*** UK Foreign Secretary Philip Hammond, a noted euro-skeptic, has wasted no time in softening calls for outright EU Treaty changes to accommodate British demands — a clear non-starter from the European perspective — now calling for Treaty change only if “technically” necessary to enshrine a political agreement that would be well within the words and spirit of existing EU laws. The reaction in Brussels and European capitals to a more limited accommodation for the UK has likewise been consistently positive. Indeed, on immigration reform, we have for some time detected a willingness if not even eagerness, by member states to work with the UK within the confines of the EU’s “Citizenship Directive” and possibly even to explore its very boundaries (see SGH 10/17/14, “Europe: Unlocking Stimulus and Tightening Immigration”). ***
*** The quick climb down from demands for Treaty Change could allow for some form of agreement on “principles” with EU partners, perhaps even as soon as at the June Council on June 25-26, that Cameron can then present back home. That, in turn, could speed up the process of passing the referendum law before December of this year, and proceed with the actual vote well before Germany and France enter their own election cycles in 2017. ***
The Plan of Attack
The new Conservative majority in the House of Commons will to some extent shield Cameron from possible surprises, and we understand he has already been negotiating with his own Tory backbenchers – between 60 and 100 euro-skeptics – to find a common position and goals for the Brussels rounds.
But it is in the House of Lords where Cameron could get an assist from, of all places, Labour and the Liberal Democrats, who could push for two key amendments that would virtually ensure the success of the vote for the pro-EU camp.
One is, just like in Scotland, to extend the referendum vote to 16 year-olds, and the other would be to also grant British ex-pats in the EU the right to vote, on the assumption that they would be likely to side with the “in” camp.
Of course the recent polling has shown the broader UK electorate consistently anywhere from 5 to 10 points in favor of retaining EU membership, a total reversal from the anti-euro sentiment peak during the depths of the 2012 crisis. But Cameron is well aware that, just like the pre-election polling underestimated the strength of the Tory party, polls on the EU may underestimate the strength of the Euro-skeptic movement as well, and so as little will be left to chance as possible.
And to achieve that Cameron will need and want to deliver solid concessions from the EU before holding the referendum vote. Looking through a Tory push in Brussels to scrap the “Ever Closer Union” clause from the preamble of the Treaty, which would send most backbenchers to the roof screaming with joy, and which simply won’t happen, it seems the Cameron government is now focused on and will settle for far more achievable goals.
Those are, namely, better regulation, the completion of the Single Market (in particular with regards to energy), a commitment to the Transatlantic Trade and Investment Partnership (TTIP), the protection of non-Eurozone countries from certain regulations specifically tailored for the Euro area, and, of course, a significant tweak in the immigration rules.

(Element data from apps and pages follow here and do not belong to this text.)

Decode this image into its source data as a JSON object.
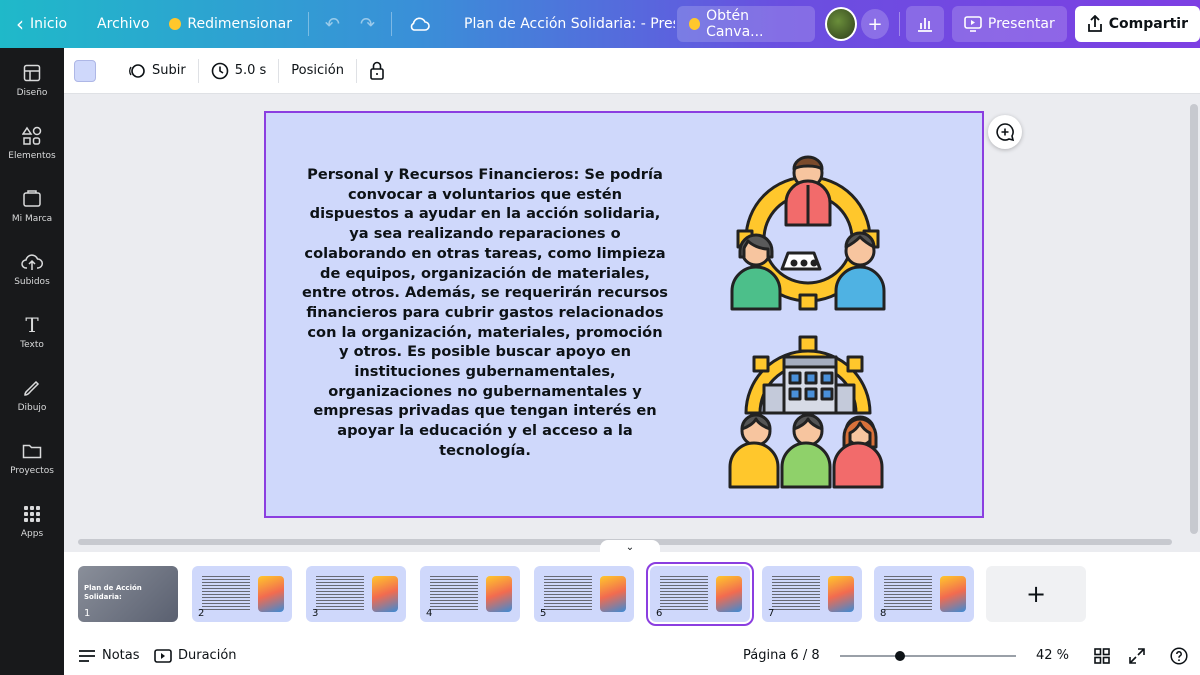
{
  "topbar": {
    "back_label": "Inicio",
    "file_label": "Archivo",
    "resize_label": "Redimensionar",
    "doc_title": "Plan de Acción Solidaria: - Present...",
    "upgrade_label": "Obtén Canva...",
    "present_label": "Presentar",
    "share_label": "Compartir"
  },
  "sidebar": {
    "items": [
      {
        "label": "Diseño",
        "icon": "layout-icon"
      },
      {
        "label": "Elementos",
        "icon": "shapes-icon"
      },
      {
        "label": "Mi Marca",
        "icon": "brand-icon"
      },
      {
        "label": "Subidos",
        "icon": "upload-icon"
      },
      {
        "label": "Texto",
        "icon": "text-icon"
      },
      {
        "label": "Dibujo",
        "icon": "draw-icon"
      },
      {
        "label": "Proyectos",
        "icon": "folder-icon"
      },
      {
        "label": "Apps",
        "icon": "apps-icon"
      }
    ]
  },
  "toolbar": {
    "background_color": "#cfd8fb",
    "animate_label": "Subir",
    "duration_label": "5.0 s",
    "position_label": "Posición"
  },
  "slide": {
    "body_text": "Personal y Recursos Financieros: Se podría convocar a voluntarios que estén dispuestos a ayudar en la acción solidaria, ya sea realizando reparaciones o colaborando en otras tareas, como limpieza de equipos, organización de materiales, entre otros. Además, se requerirán recursos financieros para cubrir gastos relacionados con la organización, materiales, promoción y otros. Es posible buscar apoyo en instituciones gubernamentales, organizaciones no gubernamentales y empresas privadas que tengan interés en apoyar la educación y el acceso a la tecnología.",
    "image_top": "team-gear-icon",
    "image_bottom": "company-team-icon"
  },
  "filmstrip": {
    "pages": [
      {
        "num": "1",
        "title": "Plan de Acción Solidaria:"
      },
      {
        "num": "2"
      },
      {
        "num": "3"
      },
      {
        "num": "4"
      },
      {
        "num": "5"
      },
      {
        "num": "6"
      },
      {
        "num": "7"
      },
      {
        "num": "8"
      }
    ],
    "active_page": 6
  },
  "bottombar": {
    "notes_label": "Notas",
    "duration_label": "Duración",
    "page_indicator": "Página 6 / 8",
    "zoom_label": "42 %",
    "zoom_fraction": 0.34
  },
  "colors": {
    "accent": "#8b3ee0",
    "slide_bg": "#cfd8fb",
    "sidebar_bg": "#18191b"
  }
}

Not a single one of these items is taboo in Brussels. Quite the contrary, the Commission has specifically pushed EU countries for most of this agenda, and would be more than happy to enlist the UK as an ally in those efforts.
The British side also appears to be pleased that the head negotiator for the Commission will be Dutch Commissioner for Better Regulation Frans Timmermans, who has shown a lot of sympathy for UK demands (the British team will be headed by Chancellor of the Exchequer George Osborne). And despite a bumpy and at times personalized and bitter start, the UK government has truth be told worked quite well with the Juncker-led Commission so far.
Ultimately, the timing of the referendum will depend on the form and shape of the June 25-26 agreement as well as on Cameron’s ability to sell it internally, especially to his own riotous backbenchers.
But, as officials in Brussels like to now say, the British EU referendum is at this point much less feared than Marine Le Pen’s numbers in French elections polls.
Specifics on Immigration
In a speech in November 2014, Cameron laid out some specific goals on immigration, namely a limit of the allowance for non-UK job seekers from the EU to 26 weeks, a tightening of the expulsion process for non-compliance, and a refusal to grant benefits before the completion of four years of work in the UK.
We believe it is likely that most if not all this could be accepted as the basis for a modification of the current so-called “Citizenship Directive”, which to date sets the framework for national rules on EU internal immigration.
Our understanding is that besides the changes at EU level, which are likely to take some time and therefore may possibly only be implemented after a referendum, similarly restrictive national legislations could be passed by other Member States – the Netherlands being one of them.
That will not be without controversy. The Court of Justice of the European Union may eventually be put to the test on the compatibility of such legislation with EU primary and secondary law. Expect OMT-style suspense and enormous political heat in the run up to that process.